Raltegravir Treatment in Patients Failing Highly Active Antiretroviral Therapy (HAART) in Denmark
Raltegravir is the first integrase inhibitor approved for treatment of HIV infected patients harboring multiresistant viruses. The drug has been proved effective in both trials and clinical settings, but the long-term efficacy is not described and the effect compared to treatment in Highly active antiretroviral therapy (HAART) naive patients remains to be established.
|Study Design:||Observational Model: Cohort
Time Perspective: Prospective
|Official Title:||Clinical, Virological and Immunological Course in Danish Patients With Triple Class Failure Receiving Raltegravir as Part of a Salvage Regimen.|
- virological suppression and CD4 cell gain [ Time Frame: 3,5 years ] [ Designated as safety issue: No ]
- Time to first change of initial regimen. [ Time Frame: 3,5 years ] [ Designated as safety issue: No ]
|Study Start Date:||January 2006|
|Study Completion Date:||December 2009|
|Primary Completion Date:||July 2009 (Final data collection date for primary outcome measure)|
HIV patients who initiated raltegravir due to virological failure
Haart naive patients
HIV patients initiating HAART for the first time
Highly active antiretroviral therapy (HAART) was introduced more than a decade ago and the therapy has decreased mortality and morbidity of HIV patients dramatically. The first HAART regimens were combined of nucleoside reverse transcriptase inhibitors (NRTIs), non-nucleoside reverse transcriptase inhibitors (NNRTIs) and protease inhibitors (PIs). Especially the early regimes carried a substantial risk of failure and subsequent development of resistance to the three drug classes. Thus there has been a need for development of new drugs with activity against viruses resistant to the classical HAART regimens either as new drugs from the old classes without (or with limited) cross resistance to the older compounds or drugs from new classes with new antiretroviral mechanisms. The optimal choice for salvage therapy for HIV infected patients has been shown to require at least two, and preferably three, fully active drugs.
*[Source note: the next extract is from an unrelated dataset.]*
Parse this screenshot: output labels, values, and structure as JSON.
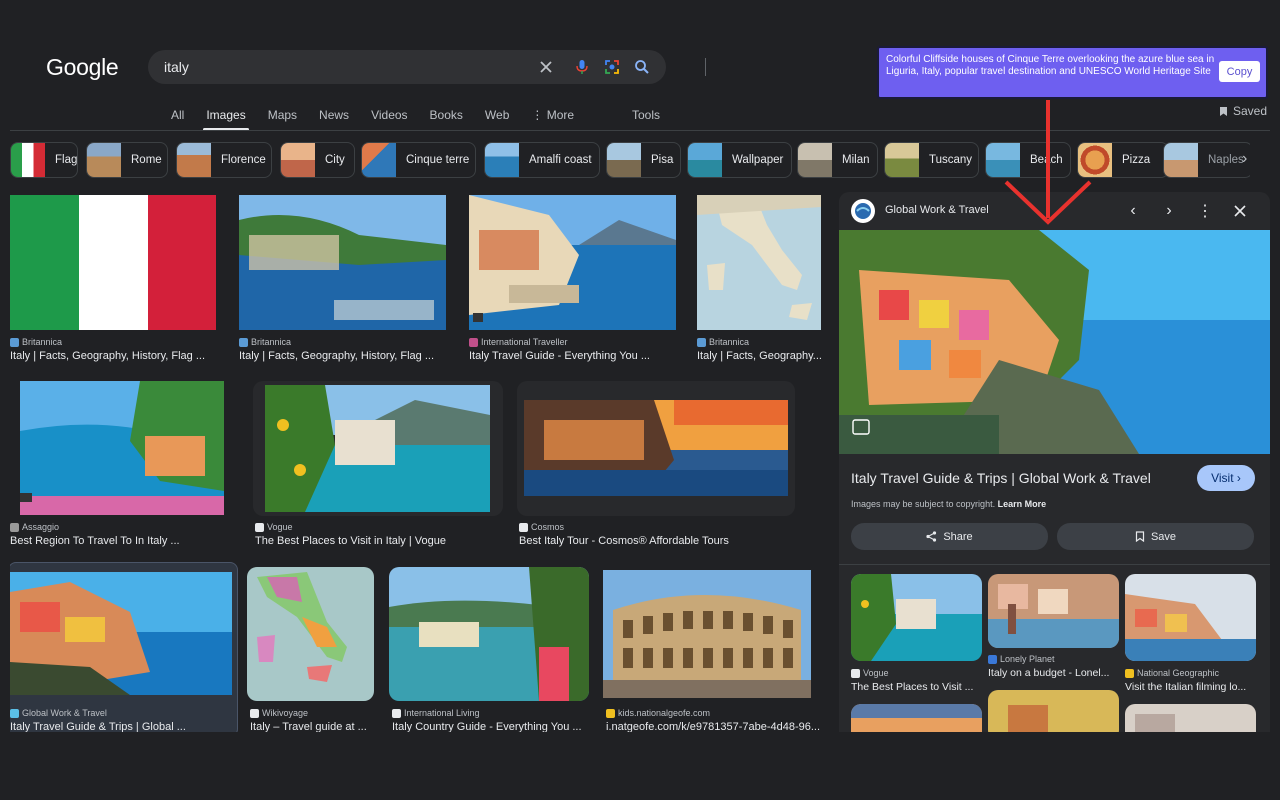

Until recently, salvage regimens used to treat patients harbouring multidrug-resistant HIV generally included only one new agent from the classic drug classes added to an optimized background therapy which did not contain any fully active agents. This approach, conditioned by limited drug options, put patients at high risk of virological failure and resistance to the new agent, as well as to other agents in the same drug classes. A breakthrough has been the resent development of integrase inhibitors, which is a new class of antiretroviral drugs. One of these drugs - raltegravir - has demonstrated its activity in patients with virological failure on classical antiretroviral drugs. In the BENCHMARK randomized clinical trials, which were conducted in HIV-infected patients with limited treatment options, 62% of patients taking raltegravir plus optimized background treatment achieved plasma HIV RNA levels <50 copies/mL at week 48. Although the drug - often used together with other new drugs - has been proved effective in clinical trials and recently in "real life" clinical settings, the long-term efficacy is not described and the effect compared to treatment in HAART naive patients remains to be established. In a nationwide cohort of HIV infected patients, we identified the patients, who initiated raltegravir due to virological failure and a matched control cohort of patients initiating HAART for the first time. We compared these two cohorts with respect to virological suppression, gain in CD4 count and time to first change of initial regimen.